Looking through the listing below, state how many lines have the word "name" in them. Only the number should be given.

☆ ☆ ☆ ☆ ☆

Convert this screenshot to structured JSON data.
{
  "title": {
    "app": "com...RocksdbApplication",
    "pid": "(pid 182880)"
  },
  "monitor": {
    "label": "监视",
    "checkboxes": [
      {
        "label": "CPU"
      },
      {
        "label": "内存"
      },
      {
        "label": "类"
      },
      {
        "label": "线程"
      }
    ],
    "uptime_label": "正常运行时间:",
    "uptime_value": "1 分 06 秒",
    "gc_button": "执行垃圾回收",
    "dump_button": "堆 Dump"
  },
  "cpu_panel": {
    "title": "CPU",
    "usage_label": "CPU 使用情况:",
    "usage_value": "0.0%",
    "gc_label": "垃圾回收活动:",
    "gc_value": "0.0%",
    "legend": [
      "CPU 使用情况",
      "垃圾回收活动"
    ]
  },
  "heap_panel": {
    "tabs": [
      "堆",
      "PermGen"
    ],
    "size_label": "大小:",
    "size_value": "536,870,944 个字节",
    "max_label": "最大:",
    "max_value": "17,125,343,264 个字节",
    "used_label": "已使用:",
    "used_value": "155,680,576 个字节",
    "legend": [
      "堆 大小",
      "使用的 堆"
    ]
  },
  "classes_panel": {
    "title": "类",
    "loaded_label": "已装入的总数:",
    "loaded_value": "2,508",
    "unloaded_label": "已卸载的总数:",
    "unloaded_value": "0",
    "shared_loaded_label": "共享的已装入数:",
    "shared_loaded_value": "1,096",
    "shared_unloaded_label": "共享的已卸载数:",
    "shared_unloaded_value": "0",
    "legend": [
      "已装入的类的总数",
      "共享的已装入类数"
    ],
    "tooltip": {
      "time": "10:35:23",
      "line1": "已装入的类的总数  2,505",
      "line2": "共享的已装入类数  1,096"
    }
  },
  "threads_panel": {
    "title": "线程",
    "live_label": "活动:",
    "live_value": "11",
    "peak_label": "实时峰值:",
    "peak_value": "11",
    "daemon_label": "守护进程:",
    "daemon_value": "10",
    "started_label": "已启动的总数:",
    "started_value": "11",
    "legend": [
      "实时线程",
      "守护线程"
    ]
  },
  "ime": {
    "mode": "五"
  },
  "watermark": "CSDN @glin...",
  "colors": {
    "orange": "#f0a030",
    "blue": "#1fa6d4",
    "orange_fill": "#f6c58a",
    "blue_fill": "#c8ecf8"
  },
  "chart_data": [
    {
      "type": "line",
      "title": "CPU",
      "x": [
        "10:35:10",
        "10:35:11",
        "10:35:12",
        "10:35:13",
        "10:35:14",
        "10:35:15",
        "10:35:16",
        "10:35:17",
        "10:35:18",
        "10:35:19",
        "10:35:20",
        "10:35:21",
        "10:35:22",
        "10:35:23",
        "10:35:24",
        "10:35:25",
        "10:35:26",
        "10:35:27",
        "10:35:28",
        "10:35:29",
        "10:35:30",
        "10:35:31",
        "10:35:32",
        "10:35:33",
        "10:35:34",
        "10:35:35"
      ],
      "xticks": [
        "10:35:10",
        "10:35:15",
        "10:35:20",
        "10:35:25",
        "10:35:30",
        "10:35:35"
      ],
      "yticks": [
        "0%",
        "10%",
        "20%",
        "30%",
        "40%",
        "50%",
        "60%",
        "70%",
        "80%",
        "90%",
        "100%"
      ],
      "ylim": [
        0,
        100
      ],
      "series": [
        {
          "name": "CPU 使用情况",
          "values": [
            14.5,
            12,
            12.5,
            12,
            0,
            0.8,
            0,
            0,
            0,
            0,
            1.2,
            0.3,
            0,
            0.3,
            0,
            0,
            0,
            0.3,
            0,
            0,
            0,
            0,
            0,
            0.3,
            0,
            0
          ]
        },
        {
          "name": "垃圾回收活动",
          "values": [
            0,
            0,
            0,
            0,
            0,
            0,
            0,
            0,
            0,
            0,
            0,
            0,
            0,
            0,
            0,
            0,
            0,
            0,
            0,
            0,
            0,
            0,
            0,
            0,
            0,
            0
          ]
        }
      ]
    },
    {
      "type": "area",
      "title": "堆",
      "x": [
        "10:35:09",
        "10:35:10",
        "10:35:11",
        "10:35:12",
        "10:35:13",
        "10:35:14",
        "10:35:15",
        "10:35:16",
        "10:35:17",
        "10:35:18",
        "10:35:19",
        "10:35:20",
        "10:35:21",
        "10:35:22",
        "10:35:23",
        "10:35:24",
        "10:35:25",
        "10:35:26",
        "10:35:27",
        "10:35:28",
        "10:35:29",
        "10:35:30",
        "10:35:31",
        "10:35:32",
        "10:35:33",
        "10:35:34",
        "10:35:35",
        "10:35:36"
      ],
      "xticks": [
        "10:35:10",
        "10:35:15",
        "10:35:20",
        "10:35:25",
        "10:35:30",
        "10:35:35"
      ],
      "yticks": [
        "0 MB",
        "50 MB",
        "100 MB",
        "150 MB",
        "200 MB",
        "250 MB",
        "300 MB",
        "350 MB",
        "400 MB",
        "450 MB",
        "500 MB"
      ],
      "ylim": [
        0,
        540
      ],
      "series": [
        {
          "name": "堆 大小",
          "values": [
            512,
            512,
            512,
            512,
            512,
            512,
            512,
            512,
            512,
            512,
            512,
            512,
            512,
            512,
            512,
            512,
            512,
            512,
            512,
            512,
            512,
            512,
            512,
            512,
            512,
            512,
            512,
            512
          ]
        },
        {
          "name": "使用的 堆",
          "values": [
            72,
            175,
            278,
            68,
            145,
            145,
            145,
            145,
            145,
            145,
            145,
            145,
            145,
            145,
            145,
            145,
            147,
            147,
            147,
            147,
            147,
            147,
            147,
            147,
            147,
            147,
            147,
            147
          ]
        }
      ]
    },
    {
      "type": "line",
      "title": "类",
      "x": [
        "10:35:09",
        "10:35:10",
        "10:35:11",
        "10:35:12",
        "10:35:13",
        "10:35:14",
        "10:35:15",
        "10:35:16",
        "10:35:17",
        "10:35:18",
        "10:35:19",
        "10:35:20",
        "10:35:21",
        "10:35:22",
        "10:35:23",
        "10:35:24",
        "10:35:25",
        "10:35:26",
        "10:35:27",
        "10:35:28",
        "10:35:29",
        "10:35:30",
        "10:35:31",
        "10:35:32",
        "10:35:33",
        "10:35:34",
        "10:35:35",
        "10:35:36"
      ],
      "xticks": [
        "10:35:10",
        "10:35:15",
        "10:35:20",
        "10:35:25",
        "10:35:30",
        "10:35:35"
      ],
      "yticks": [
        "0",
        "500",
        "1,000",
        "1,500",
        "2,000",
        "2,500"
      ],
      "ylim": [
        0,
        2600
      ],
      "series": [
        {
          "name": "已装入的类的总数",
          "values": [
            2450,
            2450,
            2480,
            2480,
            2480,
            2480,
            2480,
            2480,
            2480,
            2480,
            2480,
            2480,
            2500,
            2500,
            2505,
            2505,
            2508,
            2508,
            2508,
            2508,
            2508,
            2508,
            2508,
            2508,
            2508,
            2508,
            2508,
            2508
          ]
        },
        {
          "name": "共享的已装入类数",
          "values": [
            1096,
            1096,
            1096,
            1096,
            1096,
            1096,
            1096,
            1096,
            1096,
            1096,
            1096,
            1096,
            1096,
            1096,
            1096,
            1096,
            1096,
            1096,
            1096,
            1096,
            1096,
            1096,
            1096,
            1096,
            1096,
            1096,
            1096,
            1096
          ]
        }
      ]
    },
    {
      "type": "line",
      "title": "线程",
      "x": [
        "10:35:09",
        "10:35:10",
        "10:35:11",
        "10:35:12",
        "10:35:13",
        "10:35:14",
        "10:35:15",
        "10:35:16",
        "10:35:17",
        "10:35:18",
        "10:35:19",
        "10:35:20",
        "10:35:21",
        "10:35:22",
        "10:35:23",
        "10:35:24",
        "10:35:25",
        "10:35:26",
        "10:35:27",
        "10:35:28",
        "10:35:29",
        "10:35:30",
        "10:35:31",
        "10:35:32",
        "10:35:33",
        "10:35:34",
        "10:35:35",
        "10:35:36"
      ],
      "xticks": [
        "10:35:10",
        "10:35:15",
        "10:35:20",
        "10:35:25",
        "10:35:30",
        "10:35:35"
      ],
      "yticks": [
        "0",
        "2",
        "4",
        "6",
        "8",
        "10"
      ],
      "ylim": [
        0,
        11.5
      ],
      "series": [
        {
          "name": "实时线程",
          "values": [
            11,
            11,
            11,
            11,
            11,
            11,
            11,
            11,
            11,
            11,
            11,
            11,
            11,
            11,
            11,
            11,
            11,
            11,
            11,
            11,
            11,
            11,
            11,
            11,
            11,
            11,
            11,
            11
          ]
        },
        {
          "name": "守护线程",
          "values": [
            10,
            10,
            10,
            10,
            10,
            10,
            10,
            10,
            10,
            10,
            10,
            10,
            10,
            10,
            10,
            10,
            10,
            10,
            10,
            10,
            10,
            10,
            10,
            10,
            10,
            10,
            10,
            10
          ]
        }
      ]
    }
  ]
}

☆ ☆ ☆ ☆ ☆

#### OUTPUT OF THE EXERCISE
8